> [RECORDED INFORMATION]:
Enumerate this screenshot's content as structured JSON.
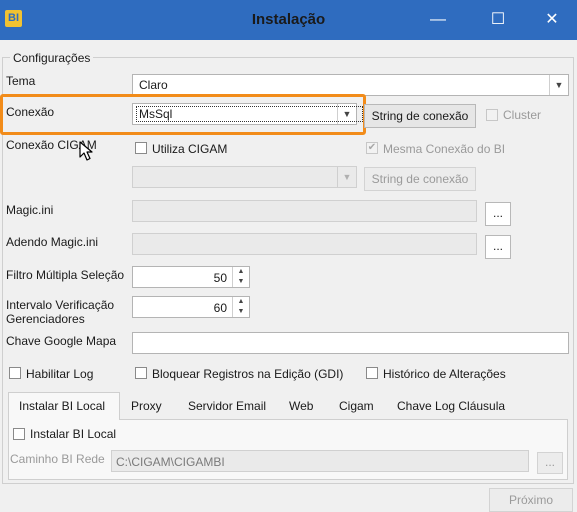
{
  "window": {
    "logo_text": "BI",
    "title": "Instalação",
    "minimize_glyph": "—",
    "maximize_glyph": "☐",
    "close_glyph": "✕"
  },
  "group": {
    "legend": "Configurações"
  },
  "tema": {
    "label": "Tema",
    "value": "Claro"
  },
  "conexao": {
    "label": "Conexão",
    "value": "MsSql",
    "string_button": "String de conexão",
    "cluster_label": "Cluster"
  },
  "conexao_cigam": {
    "label": "Conexão CIGAM",
    "utiliza_label": "Utiliza CIGAM",
    "mesma_conexao_label": "Mesma Conexão do BI",
    "combo_value": "",
    "string_button": "String de conexão"
  },
  "magic_ini": {
    "label": "Magic.ini",
    "value": "",
    "browse_label": "..."
  },
  "adendo_magic": {
    "label": "Adendo Magic.ini",
    "value": "",
    "browse_label": "..."
  },
  "filtro": {
    "label": "Filtro Múltipla Seleção",
    "value": "50"
  },
  "intervalo": {
    "label_line1": "Intervalo Verificação",
    "label_line2": "Gerenciadores",
    "value": "60"
  },
  "chave_google": {
    "label": "Chave Google Mapa",
    "value": ""
  },
  "options": {
    "habilitar_log": "Habilitar Log",
    "bloquear_registros": "Bloquear Registros na Edição (GDI)",
    "historico": "Histórico de Alterações"
  },
  "tabs": [
    {
      "label": "Instalar BI Local"
    },
    {
      "label": "Proxy"
    },
    {
      "label": "Servidor Email"
    },
    {
      "label": "Web"
    },
    {
      "label": "Cigam"
    },
    {
      "label": "Chave Log Cláusula"
    }
  ],
  "tab_panel": {
    "instalar_label": "Instalar BI Local",
    "caminho_label": "Caminho BI Rede",
    "caminho_value": "C:\\CIGAM\\CIGAMBI",
    "browse_label": "..."
  },
  "footer": {
    "next_label": "Próximo"
  },
  "colors": {
    "titlebar": "#2f6cbf",
    "highlight": "#f28c1a"
  }
}
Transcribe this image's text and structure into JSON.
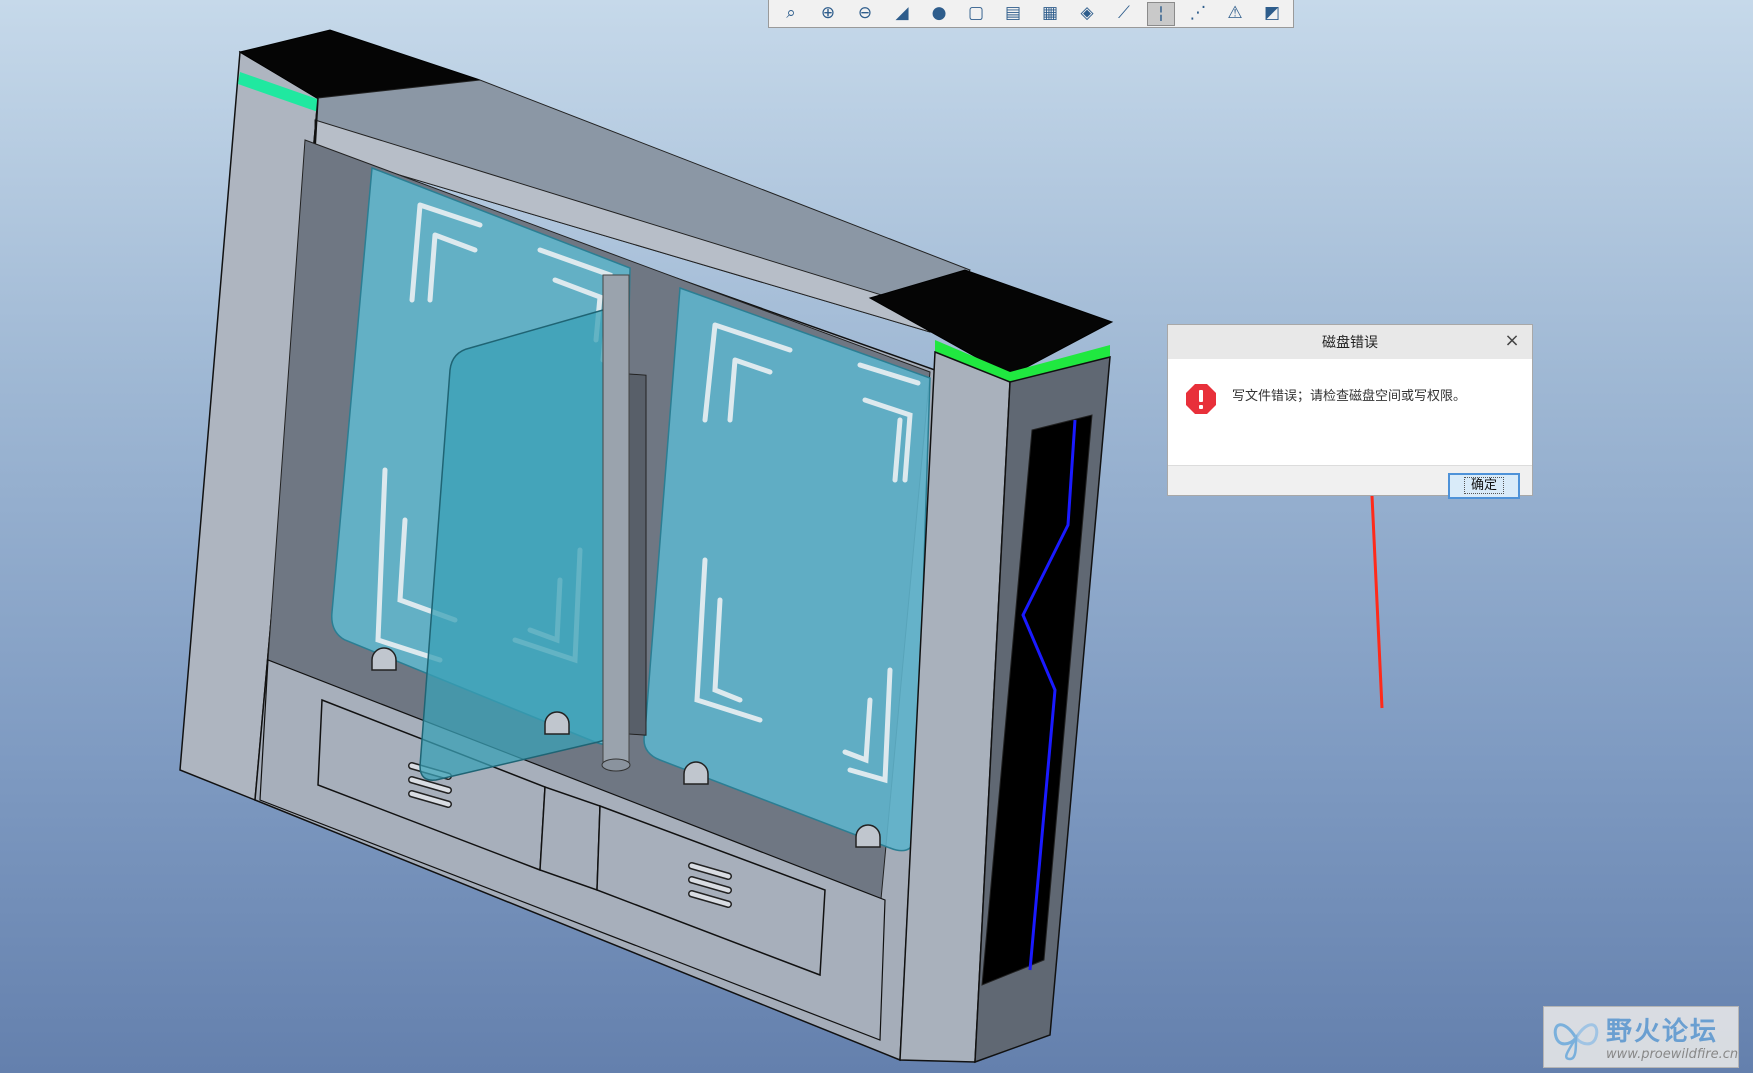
{
  "toolbar": {
    "buttons": [
      {
        "icon": "zoom-fit-icon",
        "glyph": "⌕"
      },
      {
        "icon": "zoom-in-icon",
        "glyph": "⊕"
      },
      {
        "icon": "zoom-out-icon",
        "glyph": "⊖"
      },
      {
        "icon": "repaint-icon",
        "glyph": "◢"
      },
      {
        "icon": "shading-icon",
        "glyph": "●"
      },
      {
        "icon": "view-orient-icon",
        "glyph": "▢"
      },
      {
        "icon": "saved-views-icon",
        "glyph": "▤"
      },
      {
        "icon": "layers-icon",
        "glyph": "▦"
      },
      {
        "icon": "appearance-icon",
        "glyph": "◈"
      },
      {
        "icon": "datum-planes-icon",
        "glyph": "⟋"
      },
      {
        "icon": "datum-axes-icon",
        "glyph": "¦"
      },
      {
        "icon": "datum-points-icon",
        "glyph": "⋰"
      },
      {
        "icon": "csys-icon",
        "glyph": "⚠"
      },
      {
        "icon": "annotation-icon",
        "glyph": "◩"
      }
    ],
    "active_index": 10
  },
  "dialog": {
    "title": "磁盘错误",
    "close_glyph": "×",
    "message": "写文件错误；请检查磁盘空间或写权限。",
    "ok_label": "确定",
    "icon": "error-icon"
  },
  "watermark": {
    "name": "野火论坛",
    "url": "www.proewildfire.cn",
    "logo_icon": "butterfly-logo-icon"
  },
  "colors": {
    "accent_green": "#20e860",
    "glass": "#5fb4cc",
    "frame": "#9aa4b2",
    "arrow": "#ff2a1a",
    "blue_line": "#1a1aff"
  }
}
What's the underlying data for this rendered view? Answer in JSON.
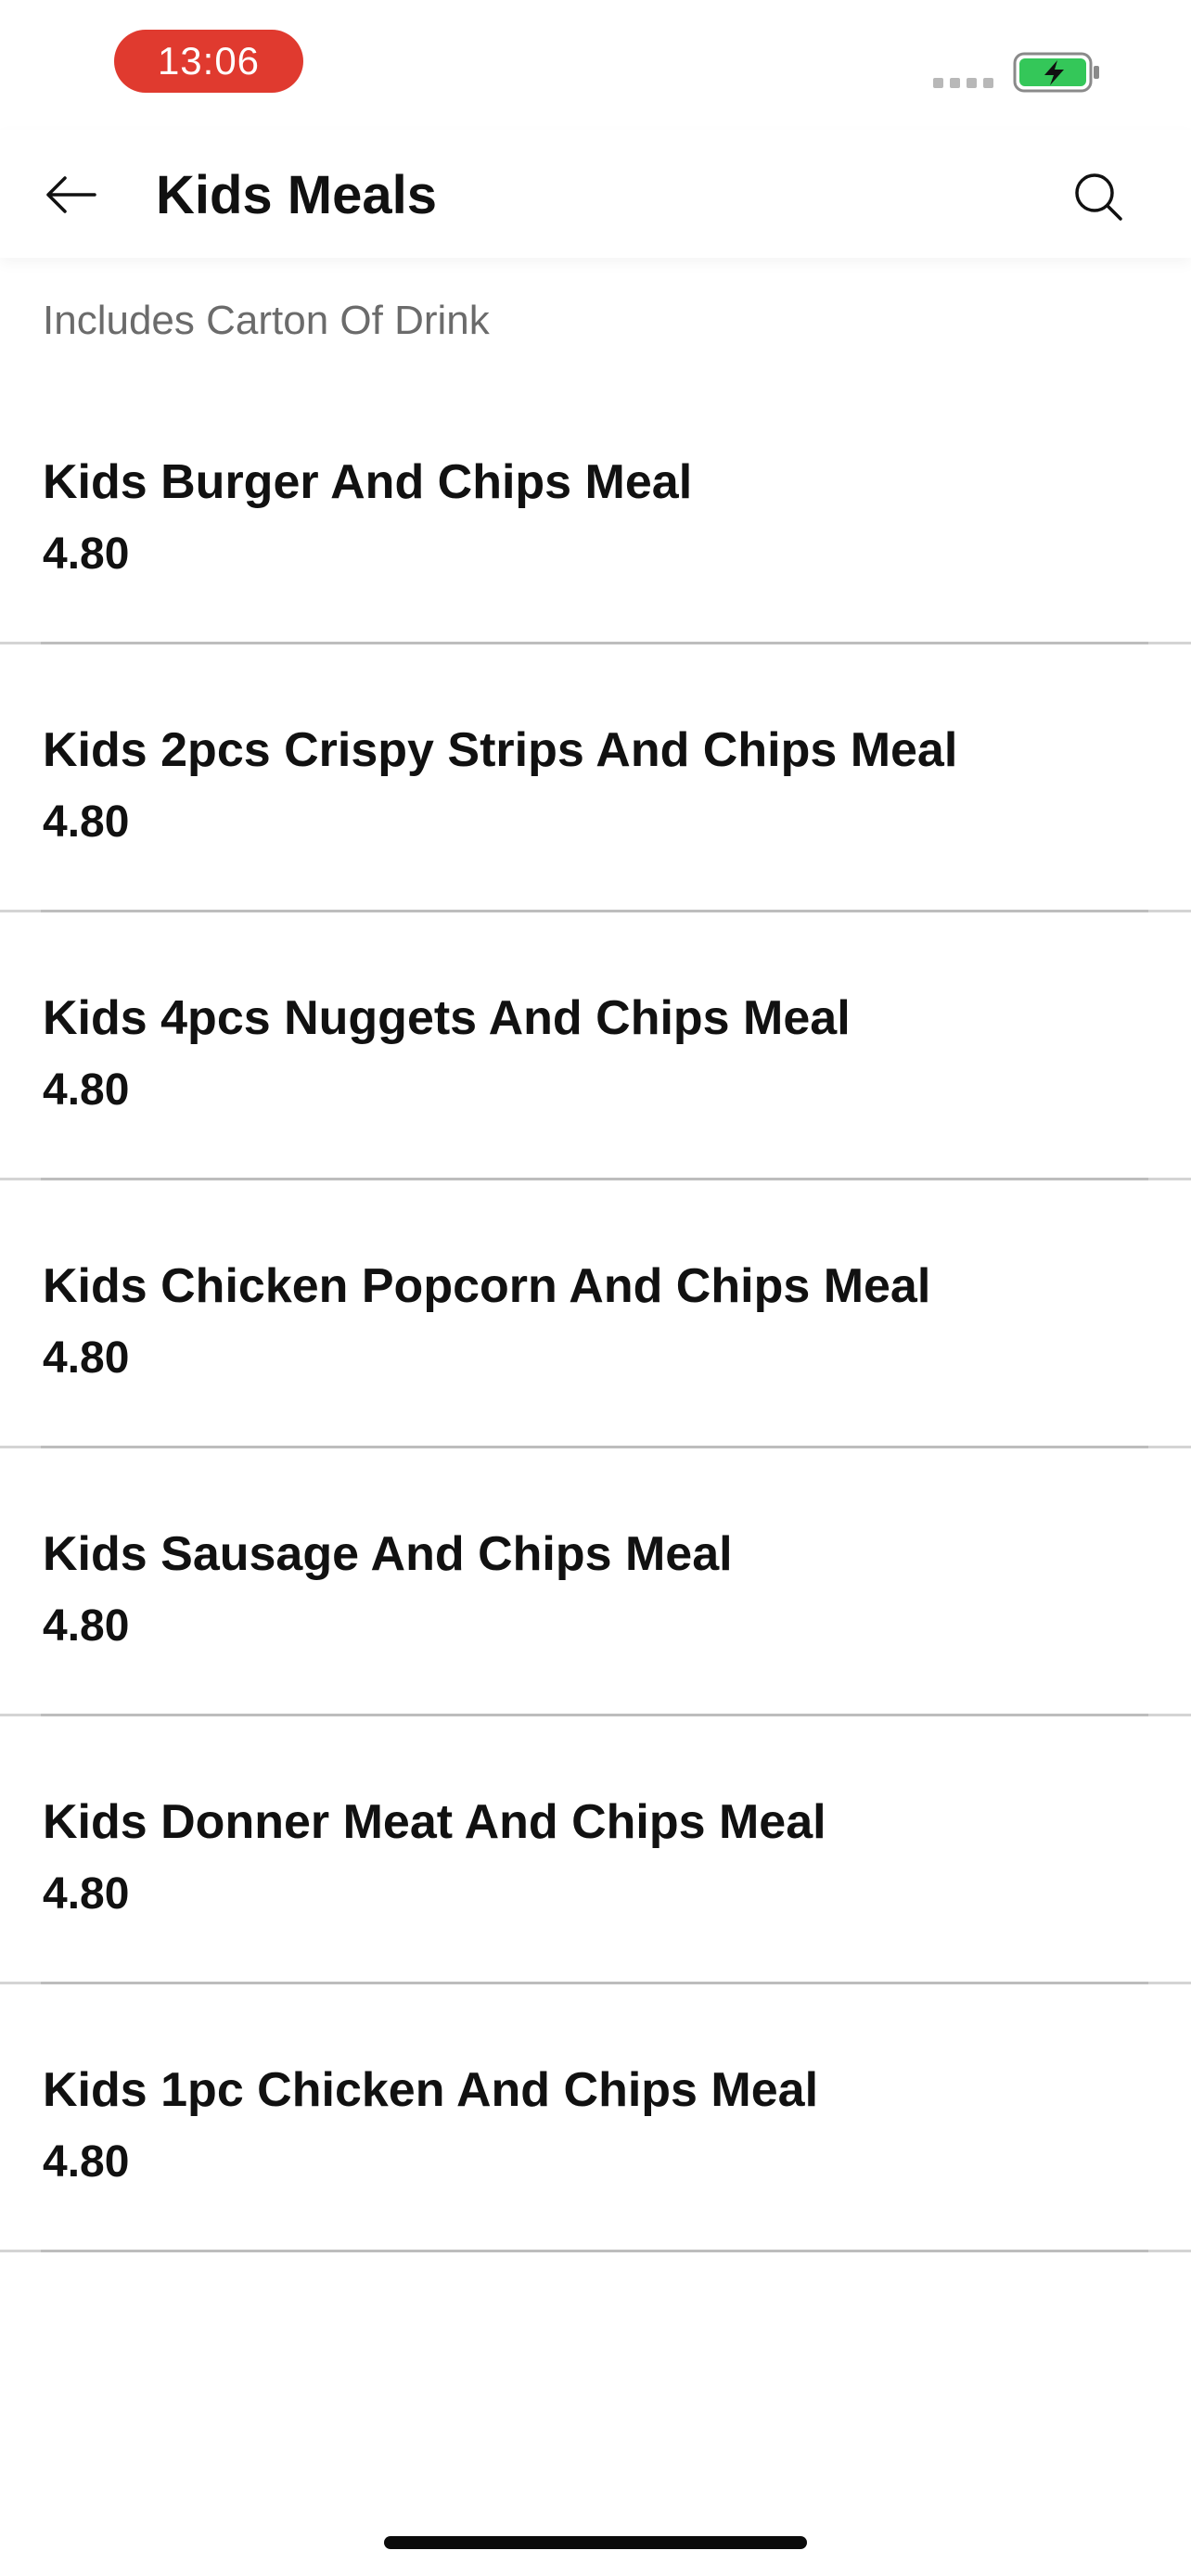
{
  "status_bar": {
    "time": "13:06",
    "time_pill_color": "#e03a2f",
    "battery_color": "#34c759",
    "icons": [
      "signal-icon",
      "battery-charging-icon"
    ]
  },
  "nav": {
    "title": "Kids Meals",
    "back_icon": "arrow-left-icon",
    "search_icon": "search-icon"
  },
  "category_description": "Includes Carton Of Drink",
  "items": [
    {
      "name": "Kids Burger And Chips Meal",
      "price": "4.80"
    },
    {
      "name": "Kids 2pcs Crispy Strips And Chips Meal",
      "price": "4.80"
    },
    {
      "name": "Kids 4pcs Nuggets And Chips Meal",
      "price": "4.80"
    },
    {
      "name": "Kids Chicken Popcorn And Chips Meal",
      "price": "4.80"
    },
    {
      "name": "Kids Sausage And Chips Meal",
      "price": "4.80"
    },
    {
      "name": "Kids Donner Meat And Chips Meal",
      "price": "4.80"
    },
    {
      "name": "Kids 1pc Chicken And Chips Meal",
      "price": "4.80"
    }
  ]
}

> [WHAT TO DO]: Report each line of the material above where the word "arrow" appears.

> [EXERCISE ANSWER]:
    "arrow": "#ff2a1a",
    "back_icon": "arrow-left-icon",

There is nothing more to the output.